- 4,222

- 1

**1. Homework Statement**

There is a propagating planar wave of the Coulomb potential, [tex] \phi = sin(kx - \omega t) [/tex]. What other fields result when it is assume the magnetic potential, [tex]\textbf{A}[/tex] is everywhere constant?

[tex]\phi[/tex], Coulomb potential

[tex]\textbf{B}[/tex], magnetic field strength

[tex]\textbf{E}[/tex], electric field strength

[tex]\textbf{A}[/tex], magnetic potential

[tex]\textbf{J}[/tex], current density

[tex]c[/tex], speed of light in a vacuum

[itex]\rho[/itex], charge density

**2. Homework Equations**

[tex] \nabla\times\textbf{B} - (1/c) \partial \textbf{E} / \partial t = \textbf{J} [/tex]

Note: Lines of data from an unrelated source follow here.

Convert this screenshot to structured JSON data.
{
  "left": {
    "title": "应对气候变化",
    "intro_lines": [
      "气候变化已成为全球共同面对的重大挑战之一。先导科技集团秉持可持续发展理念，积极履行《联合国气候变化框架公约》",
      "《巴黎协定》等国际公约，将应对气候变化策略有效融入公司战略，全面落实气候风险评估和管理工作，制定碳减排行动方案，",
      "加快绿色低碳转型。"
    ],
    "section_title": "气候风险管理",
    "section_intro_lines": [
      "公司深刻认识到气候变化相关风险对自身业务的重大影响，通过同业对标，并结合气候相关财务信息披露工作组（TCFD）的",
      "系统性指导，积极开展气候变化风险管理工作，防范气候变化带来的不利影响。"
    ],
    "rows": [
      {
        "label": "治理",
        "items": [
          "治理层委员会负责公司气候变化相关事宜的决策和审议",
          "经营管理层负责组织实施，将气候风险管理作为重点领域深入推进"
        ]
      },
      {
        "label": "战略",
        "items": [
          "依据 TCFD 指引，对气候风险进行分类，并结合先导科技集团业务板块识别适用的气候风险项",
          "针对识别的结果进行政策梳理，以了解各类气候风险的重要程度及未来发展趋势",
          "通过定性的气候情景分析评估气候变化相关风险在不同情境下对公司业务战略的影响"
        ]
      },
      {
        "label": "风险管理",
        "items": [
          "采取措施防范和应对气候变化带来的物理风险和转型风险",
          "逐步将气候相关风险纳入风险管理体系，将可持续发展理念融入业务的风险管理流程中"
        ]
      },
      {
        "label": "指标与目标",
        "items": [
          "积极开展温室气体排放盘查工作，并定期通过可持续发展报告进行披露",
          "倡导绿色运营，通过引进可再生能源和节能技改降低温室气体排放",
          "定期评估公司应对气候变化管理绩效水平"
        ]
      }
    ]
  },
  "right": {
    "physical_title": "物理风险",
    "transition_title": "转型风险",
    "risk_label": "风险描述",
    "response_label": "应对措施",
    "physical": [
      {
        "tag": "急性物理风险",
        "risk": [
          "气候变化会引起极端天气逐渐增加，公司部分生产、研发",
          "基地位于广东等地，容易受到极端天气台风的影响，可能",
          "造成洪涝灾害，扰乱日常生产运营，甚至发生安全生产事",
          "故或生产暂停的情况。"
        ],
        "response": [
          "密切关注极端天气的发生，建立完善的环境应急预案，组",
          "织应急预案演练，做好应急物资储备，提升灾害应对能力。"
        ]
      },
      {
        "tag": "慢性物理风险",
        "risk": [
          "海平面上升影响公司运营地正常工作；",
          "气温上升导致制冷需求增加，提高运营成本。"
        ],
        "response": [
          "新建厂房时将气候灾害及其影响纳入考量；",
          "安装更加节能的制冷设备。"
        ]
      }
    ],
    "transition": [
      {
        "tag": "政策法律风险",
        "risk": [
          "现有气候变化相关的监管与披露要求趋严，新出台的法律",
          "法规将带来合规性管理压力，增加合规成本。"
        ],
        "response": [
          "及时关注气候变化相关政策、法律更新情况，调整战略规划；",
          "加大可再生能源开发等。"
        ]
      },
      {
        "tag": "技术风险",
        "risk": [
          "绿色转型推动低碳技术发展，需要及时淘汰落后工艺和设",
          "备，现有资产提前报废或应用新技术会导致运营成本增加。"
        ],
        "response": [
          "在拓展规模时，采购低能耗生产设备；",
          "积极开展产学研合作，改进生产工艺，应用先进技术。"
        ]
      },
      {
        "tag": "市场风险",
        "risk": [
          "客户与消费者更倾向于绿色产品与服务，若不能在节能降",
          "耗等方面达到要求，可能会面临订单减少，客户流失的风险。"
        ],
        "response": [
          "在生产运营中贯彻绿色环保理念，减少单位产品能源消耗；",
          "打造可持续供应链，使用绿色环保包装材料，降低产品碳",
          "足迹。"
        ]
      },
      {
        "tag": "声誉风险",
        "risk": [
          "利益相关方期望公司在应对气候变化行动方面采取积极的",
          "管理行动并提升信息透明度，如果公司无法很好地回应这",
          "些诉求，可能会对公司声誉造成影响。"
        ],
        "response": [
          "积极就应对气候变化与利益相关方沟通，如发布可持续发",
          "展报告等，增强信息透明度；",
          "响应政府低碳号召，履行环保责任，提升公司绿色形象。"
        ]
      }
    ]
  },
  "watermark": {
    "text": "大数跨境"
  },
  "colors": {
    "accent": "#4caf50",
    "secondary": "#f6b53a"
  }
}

[tex] \nabla \cdot \textbf{E} = \rho [/tex]

[tex] \nabla\times\textbf{E} + (1/c) \partial \textbf{B} / \partial t = \textbf{0} [/tex]

[tex] \nabla \cdot \textbf{B} = 0 [/tex] ,

where

[tex] \textbf{E} = - \nabla \phi - (1/c) \partial \textbf{A} / \partial t [/tex]

[tex] \textbf{B} = \nabla \times \textbf{A} [/tex]

and

[tex] \omega/k = c [/tex] .

**3. The Attempt at a Solution**

Starting with

[tex] \phi = sin(kx - \omega t) [/tex] , and [tex] \textbf{A} = \textbf{0} [/tex] ,

I get

[tex]\textbf{E} = -kx\ cos(kx - \omega t) [/tex]

[tex]\textbf{B} = \textbf{0} [/tex]

[tex]\textbf{J} = (-k \omega /c) sin(kx- \omega t) [/tex]

[tex]\rho = k^2 sin(kx- \omega t) [/tex] .

But in each case the velocity of propagation is [tex]c=\omega/k[/tex]. This includes nonzero charge density [tex]\rho[/tex] traveling at c, so I came up with a nonphysical solution. Where did I go wrong?